Monday, June 25, 2012
A little over a year ago, a new movie made its way through the theatres around here. I gave it a pass.
That's partly because Eric and I don't go to movies all that often anymore, unless it's a super-hero movie (Surprised? I thought not). It's also partly because I feel like I've been burned in the past by what I call "Mormon Cinema", but really I should call "Movies made by Mormons which may or may not have approval of the Church, and are marketed primarily to a Mormon audience, which often means that the quality is lacking, since the producers, directors, and others feel like since they have a ready-made audience for the film, they can skimp on budget, time, talent, you name it and expect us all to plunk down our money in the name of being good and supportive church members." There have been times when I've attended "Mormon Cinema", and have left the theatre feeling manipulated, frustrated, taken for granted, or just plain duped into wasting my precious money and even more precious time on something that was worth neither.
Sorry--kind of went off a little there.
(Gee Charlotte, why don't you tell us how you really feel????)
All that notwithstanding, about six months ago I put the DVD of 17 Miracles on hold at the library (which I guess signaled that I was willing to risk my time, but not my money yet). I had heard several people whose opinions I trust praise the film, effusively actually; and I determined that it was probably something that I should see and decide for myself.
It was finally my turn this week. I picked up the DVD on Friday and watched Sunday night and tonight.
I've never felt gratitude for the Willie Martin Handcart Company members the way I feel it now. I've heard the stories all my life, paid homage to those and other pioneers every 24th of July from the time I was a very little girl, and have always been impressed by and thankful for their sacrifice, their legacy, their courage. But now, it's different. I almost can't believe they did it. I almost can't believe the miraculous blessings they received along the way, and simultaneously the unbearable hardships that they were forced to endure. I don't think I will ever look at a handcart the same way again.
I want to be better than I am.
(And, I want to buy the DVD and show it to Heather in 4 years, and everyone else that I care about in the meantime.)
p.s. A few other examples of "Mormon Cinema" that I've enjoyed are:

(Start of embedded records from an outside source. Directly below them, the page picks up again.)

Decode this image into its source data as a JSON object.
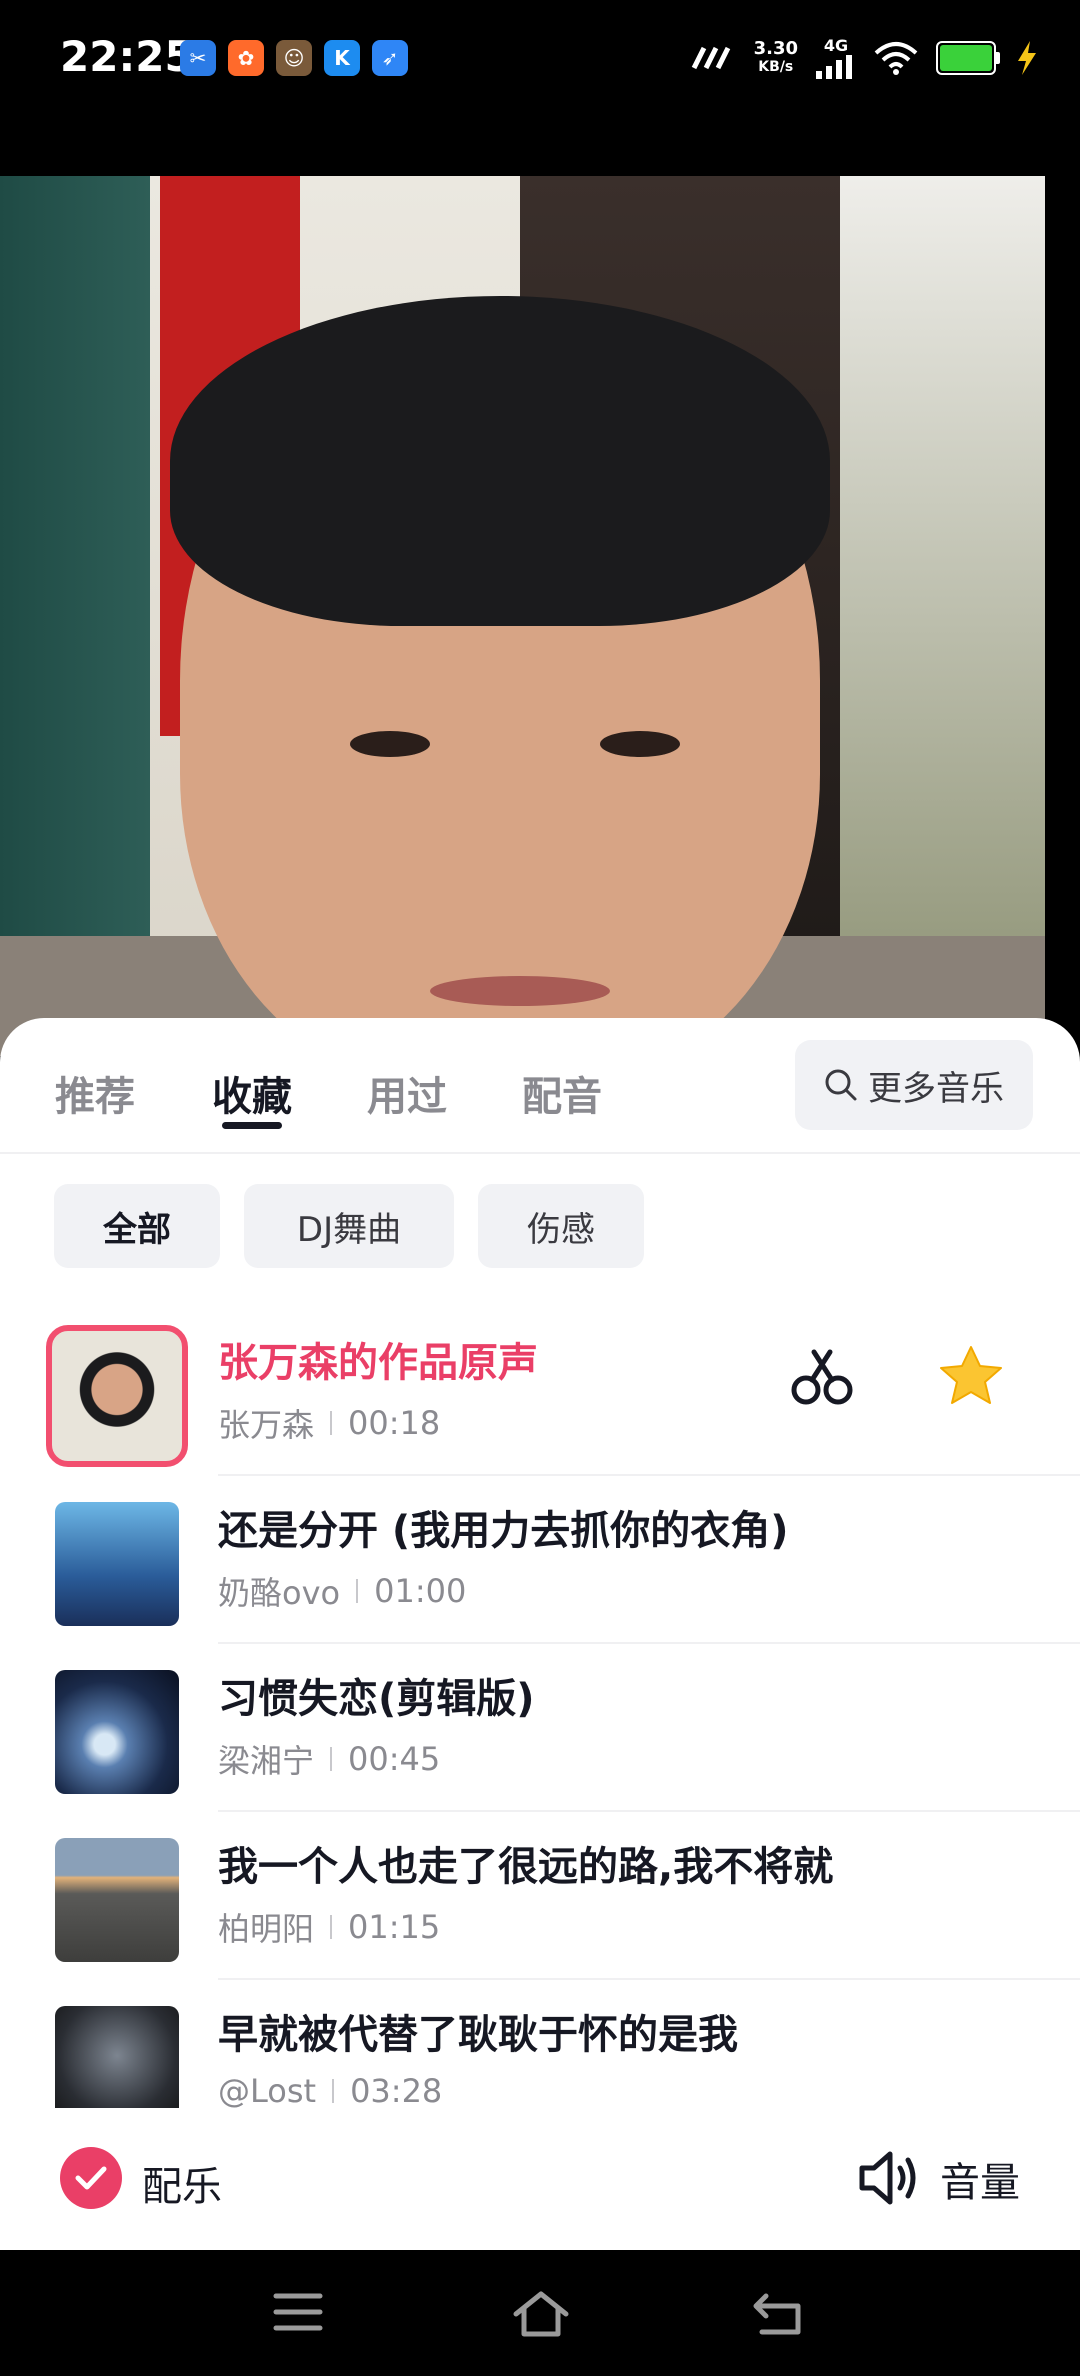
{
  "status": {
    "time": "22:25",
    "net_speed": "3.30",
    "net_unit": "KB/s",
    "network": "4G",
    "app_icons": [
      "scissors-app-icon",
      "app-icon-orange",
      "app-icon-photo",
      "kuaishou-icon",
      "feather-app-icon"
    ]
  },
  "tabs": [
    {
      "label": "推荐",
      "active": false
    },
    {
      "label": "收藏",
      "active": true
    },
    {
      "label": "用过",
      "active": false
    },
    {
      "label": "配音",
      "active": false
    }
  ],
  "more_music": "更多音乐",
  "chips": [
    {
      "label": "全部",
      "active": true
    },
    {
      "label": "DJ舞曲",
      "active": false
    },
    {
      "label": "伤感",
      "active": false
    }
  ],
  "songs": [
    {
      "title": "张万森的作品原声",
      "artist": "张万森",
      "duration": "00:18",
      "active": true
    },
    {
      "title": "还是分开 (我用力去抓你的衣角)",
      "artist": "奶酪ovo",
      "duration": "01:00",
      "active": false
    },
    {
      "title": "习惯失恋(剪辑版)",
      "artist": "梁湘宁",
      "duration": "00:45",
      "active": false
    },
    {
      "title": "我一个人也走了很远的路,我不将就",
      "artist": "柏明阳",
      "duration": "01:15",
      "active": false
    },
    {
      "title": "早就被代替了耿耿于怀的是我",
      "artist": "@Lost",
      "duration": "03:28",
      "active": false
    }
  ],
  "bottom": {
    "music_toggle": "配乐",
    "volume": "音量"
  },
  "colors": {
    "accent": "#ea3f67",
    "text_primary": "#161823",
    "text_secondary": "#8a8a90",
    "chip_bg": "#f1f2f5"
  }
}
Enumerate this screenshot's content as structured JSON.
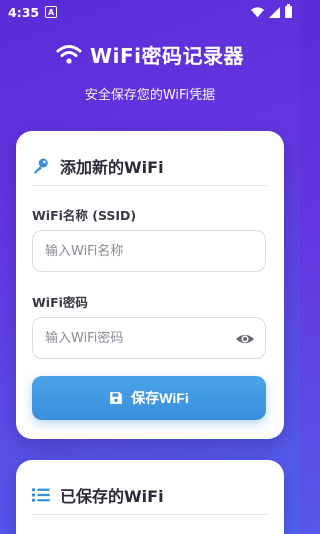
{
  "status_bar": {
    "time": "4:35",
    "badge": "A"
  },
  "header": {
    "title": "WiFi密码记录器",
    "subtitle": "安全保存您的WiFi凭据"
  },
  "add_card": {
    "title": "添加新的WiFi",
    "ssid_label": "WiFi名称 (SSID)",
    "ssid_placeholder": "输入WiFi名称",
    "ssid_value": "",
    "password_label": "WiFi密码",
    "password_placeholder": "输入WiFi密码",
    "password_value": "",
    "save_label": "保存WiFi"
  },
  "saved_card": {
    "title": "已保存的WiFi"
  },
  "colors": {
    "accent": "#3a8fdb",
    "bg_top": "#5b2bd8",
    "bg_bottom": "#4f63ee",
    "key_icon": "#3a8fdb"
  },
  "icons": {
    "header": "wifi-icon",
    "add": "key-icon",
    "save": "floppy-disk-icon",
    "toggle": "eye-icon",
    "saved": "list-icon"
  }
}
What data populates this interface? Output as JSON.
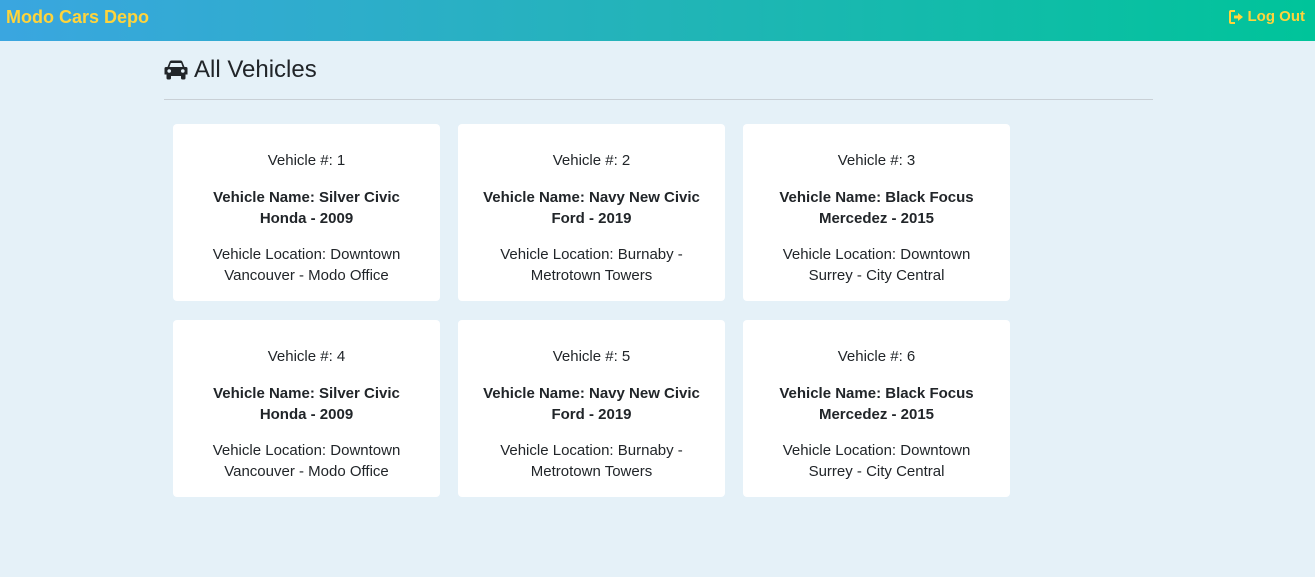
{
  "navbar": {
    "brand": "Modo Cars Depo",
    "logout_label": "Log Out",
    "logout_icon": "sign-out-icon"
  },
  "header": {
    "title": "All Vehicles",
    "icon": "car-icon"
  },
  "vehicles": [
    {
      "number": "Vehicle #: 1",
      "name": "Vehicle Name: Silver Civic Honda - 2009",
      "location": "Vehicle Location: Downtown Vancouver - Modo Office"
    },
    {
      "number": "Vehicle #: 2",
      "name": "Vehicle Name: Navy New Civic Ford - 2019",
      "location": "Vehicle Location: Burnaby - Metrotown Towers"
    },
    {
      "number": "Vehicle #: 3",
      "name": "Vehicle Name: Black Focus Mercedez - 2015",
      "location": "Vehicle Location: Downtown Surrey - City Central"
    },
    {
      "number": "Vehicle #: 4",
      "name": "Vehicle Name: Silver Civic Honda - 2009",
      "location": "Vehicle Location: Downtown Vancouver - Modo Office"
    },
    {
      "number": "Vehicle #: 5",
      "name": "Vehicle Name: Navy New Civic Ford - 2019",
      "location": "Vehicle Location: Burnaby - Metrotown Towers"
    },
    {
      "number": "Vehicle #: 6",
      "name": "Vehicle Name: Black Focus Mercedez - 2015",
      "location": "Vehicle Location: Downtown Surrey - City Central"
    }
  ],
  "colors": {
    "brand_text": "#ffd43b",
    "background": "#e5f1f8",
    "card": "#ffffff",
    "navbar_gradient_start": "#3aa6e0",
    "navbar_gradient_end": "#00c49a"
  }
}
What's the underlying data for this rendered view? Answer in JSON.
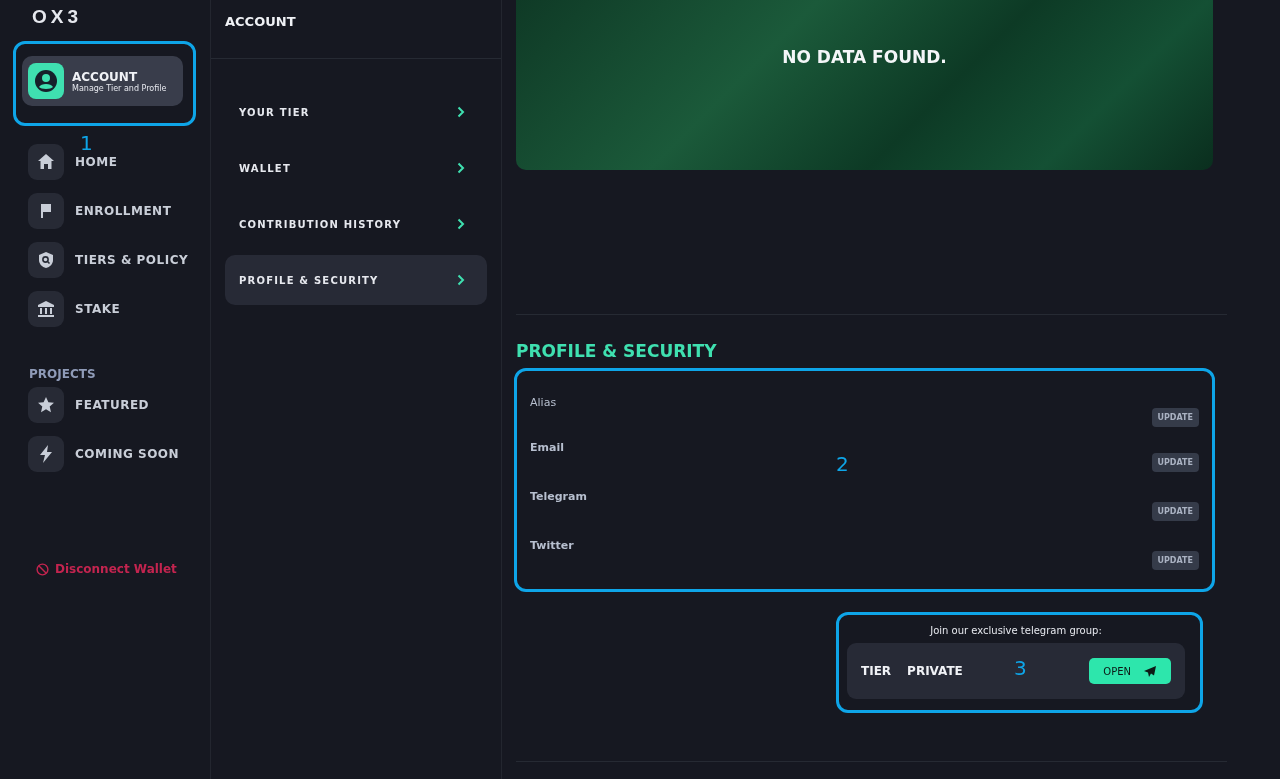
{
  "logo": {
    "text": "OX3"
  },
  "sidebar": {
    "account": {
      "title": "ACCOUNT",
      "subtitle": "Manage Tier and Profile",
      "selected": true
    },
    "items": [
      {
        "label": "HOME",
        "selected": false
      },
      {
        "label": "ENROLLMENT",
        "selected": false
      },
      {
        "label": "TIERS & POLICY",
        "selected": false
      },
      {
        "label": "STAKE",
        "selected": false
      }
    ],
    "projects_heading": "PROJECTS",
    "projects": [
      {
        "label": "FEATURED",
        "selected": false
      },
      {
        "label": "COMING SOON",
        "selected": false
      }
    ],
    "disconnect": "Disconnect Wallet"
  },
  "account_menu": {
    "title": "ACCOUNT",
    "items": [
      {
        "label": "YOUR TIER",
        "selected": false
      },
      {
        "label": "WALLET",
        "selected": false
      },
      {
        "label": "CONTRIBUTION HISTORY",
        "selected": false
      },
      {
        "label": "PROFILE & SECURITY",
        "selected": true
      }
    ]
  },
  "banner": {
    "message": "NO DATA FOUND."
  },
  "profile": {
    "heading": "PROFILE & SECURITY",
    "fields": [
      {
        "label": "Alias",
        "button": "UPDATE"
      },
      {
        "label": "Email",
        "button": "UPDATE"
      },
      {
        "label": "Telegram",
        "button": "UPDATE"
      },
      {
        "label": "Twitter",
        "button": "UPDATE"
      }
    ]
  },
  "telegram": {
    "caption": "Join our exclusive telegram group:",
    "tier_label": "TIER",
    "tier_value": "PRIVATE",
    "button": "OPEN"
  },
  "annotations": [
    {
      "label": "1"
    },
    {
      "label": "2"
    },
    {
      "label": "3"
    }
  ]
}
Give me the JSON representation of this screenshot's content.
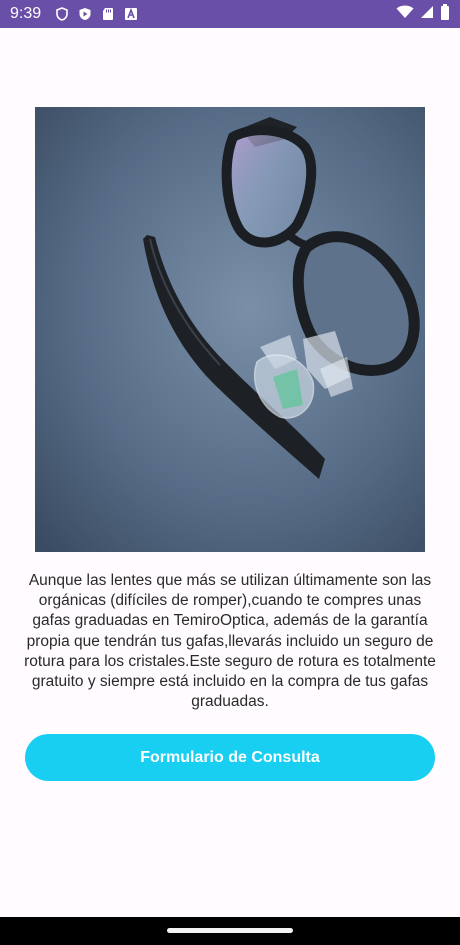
{
  "status_bar": {
    "time": "9:39",
    "left_icons": [
      "shield-icon",
      "play-protect-icon",
      "sd-card-icon",
      "font-a-icon"
    ],
    "right_icons": [
      "wifi-icon",
      "signal-icon",
      "battery-icon"
    ],
    "background_color": "#6a4fa8"
  },
  "content": {
    "image_description_icon": "broken-glasses-photo",
    "paragraph": "Aunque las lentes que más se utilizan últimamente son las orgánicas (difíciles de romper),cuando te compres unas gafas graduadas en TemiroOptica, además de la garantía propia que tendrán tus gafas,llevarás incluido un seguro de rotura para los cristales.Este seguro de rotura es totalmente gratuito y siempre está incluido en la compra de tus gafas graduadas.",
    "button_label": "Formulario de Consulta",
    "button_color": "#18cff1"
  }
}
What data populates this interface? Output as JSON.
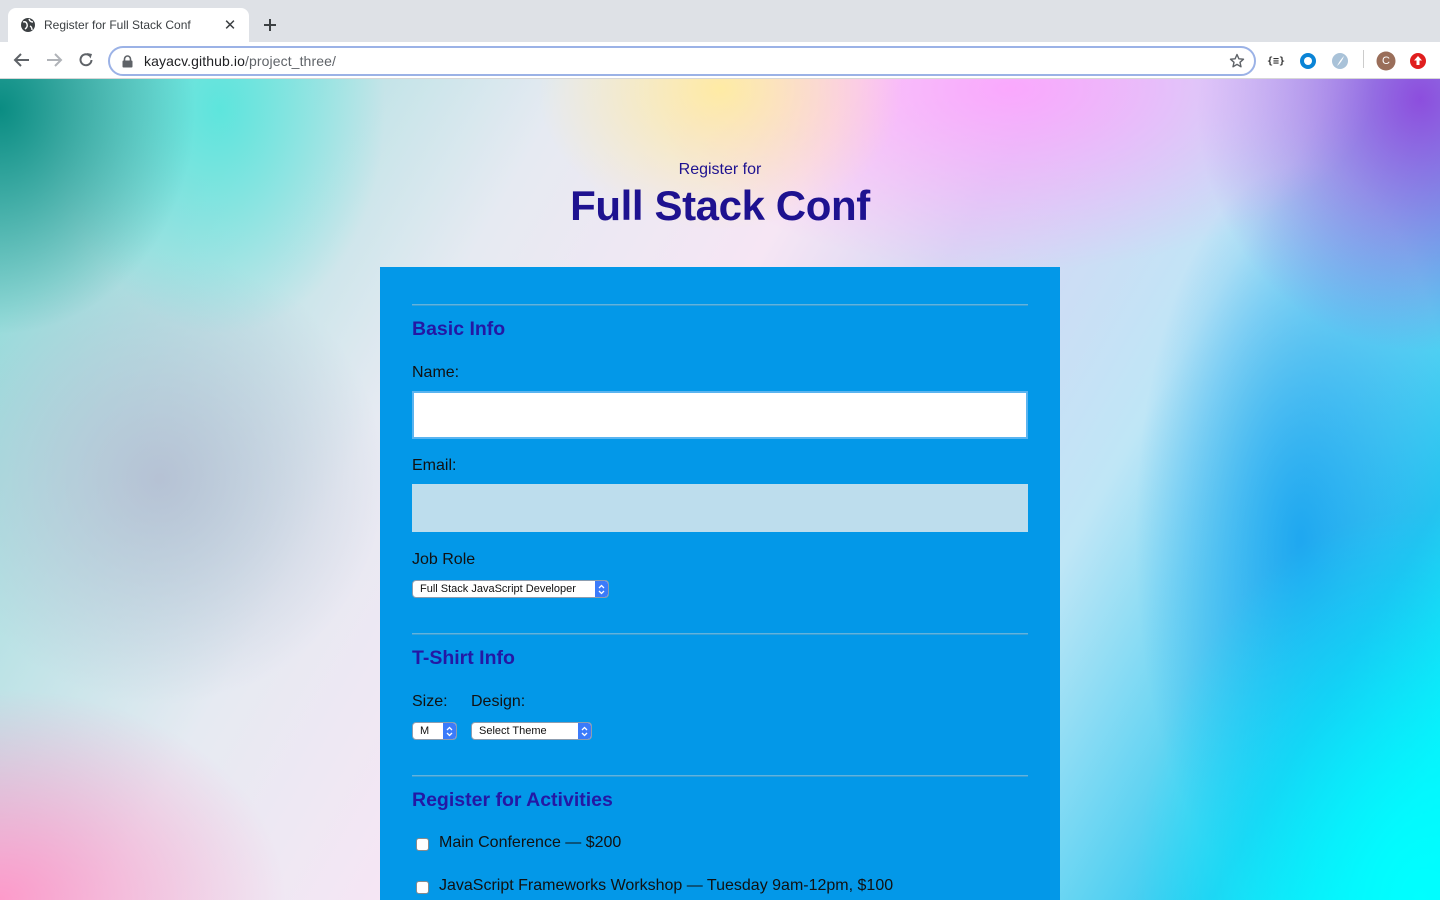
{
  "browser": {
    "tab_title": "Register for Full Stack Conf",
    "url_host": "kayacv.github.io",
    "url_path": "/project_three/",
    "icons": {
      "favicon": "globe-icon",
      "close": "close-icon",
      "new_tab": "plus-icon",
      "back": "arrow-left-icon",
      "forward": "arrow-right-icon",
      "reload": "reload-icon",
      "lock": "lock-icon",
      "bookmark": "star-icon",
      "extensions": [
        "json-viewer-extension-icon",
        "ring-extension-icon",
        "feather-extension-icon"
      ],
      "profile": "profile-avatar",
      "update": "update-icon"
    },
    "profile_initial": "C",
    "extension_json_label": "{≡}"
  },
  "header": {
    "subtitle": "Register for",
    "title": "Full Stack Conf"
  },
  "form": {
    "basic_info": {
      "heading": "Basic Info",
      "name_label": "Name:",
      "name_value": "",
      "email_label": "Email:",
      "email_value": "",
      "job_role_label": "Job Role",
      "job_role_selected": "Full Stack JavaScript Developer"
    },
    "tshirt": {
      "heading": "T-Shirt Info",
      "size_label": "Size:",
      "size_selected": "M",
      "design_label": "Design:",
      "design_selected": "Select Theme"
    },
    "activities": {
      "heading": "Register for Activities",
      "items": [
        {
          "label": "Main Conference — $200",
          "checked": false
        },
        {
          "label": "JavaScript Frameworks Workshop — Tuesday 9am-12pm, $100",
          "checked": false
        }
      ]
    }
  },
  "colors": {
    "form_background": "#0398e8",
    "heading_color": "#1e1290",
    "section_heading_color": "#2418a4",
    "select_arrow": "#3b7bfa"
  }
}
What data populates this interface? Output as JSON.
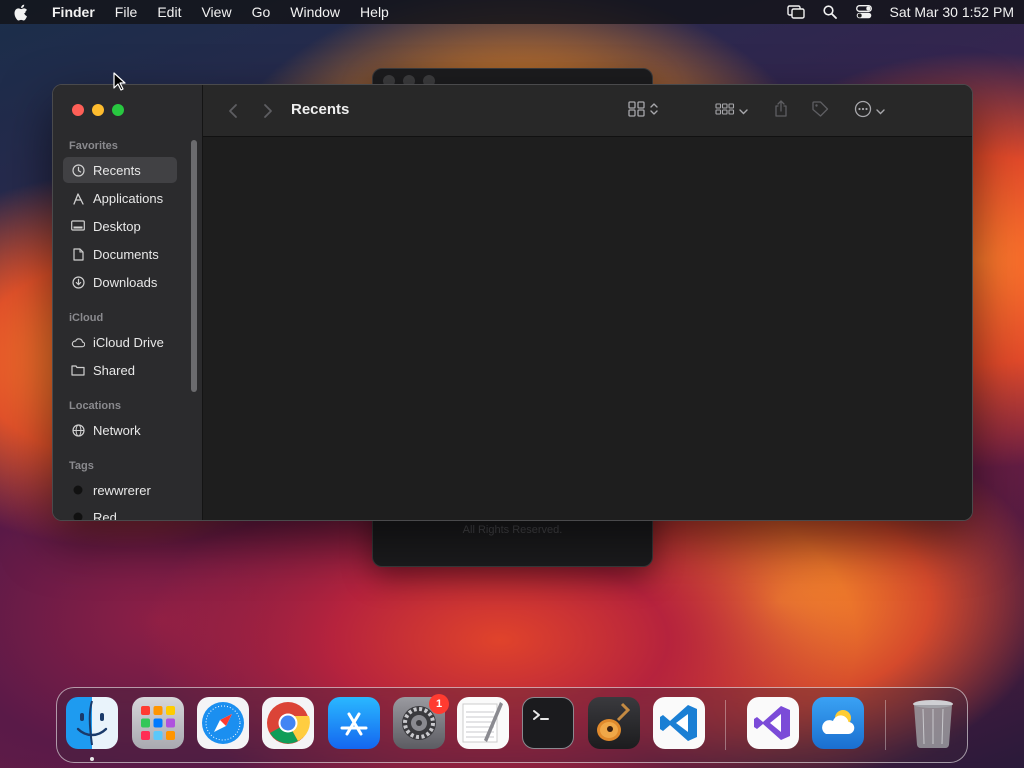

-The Other Side of Heaven
-Saints and Soldiers
-Forever Strong- (the acting on this isn't exactly Academy Award material, but it has other qualities that compensate for that, in my opinion.)
-The Best Two Years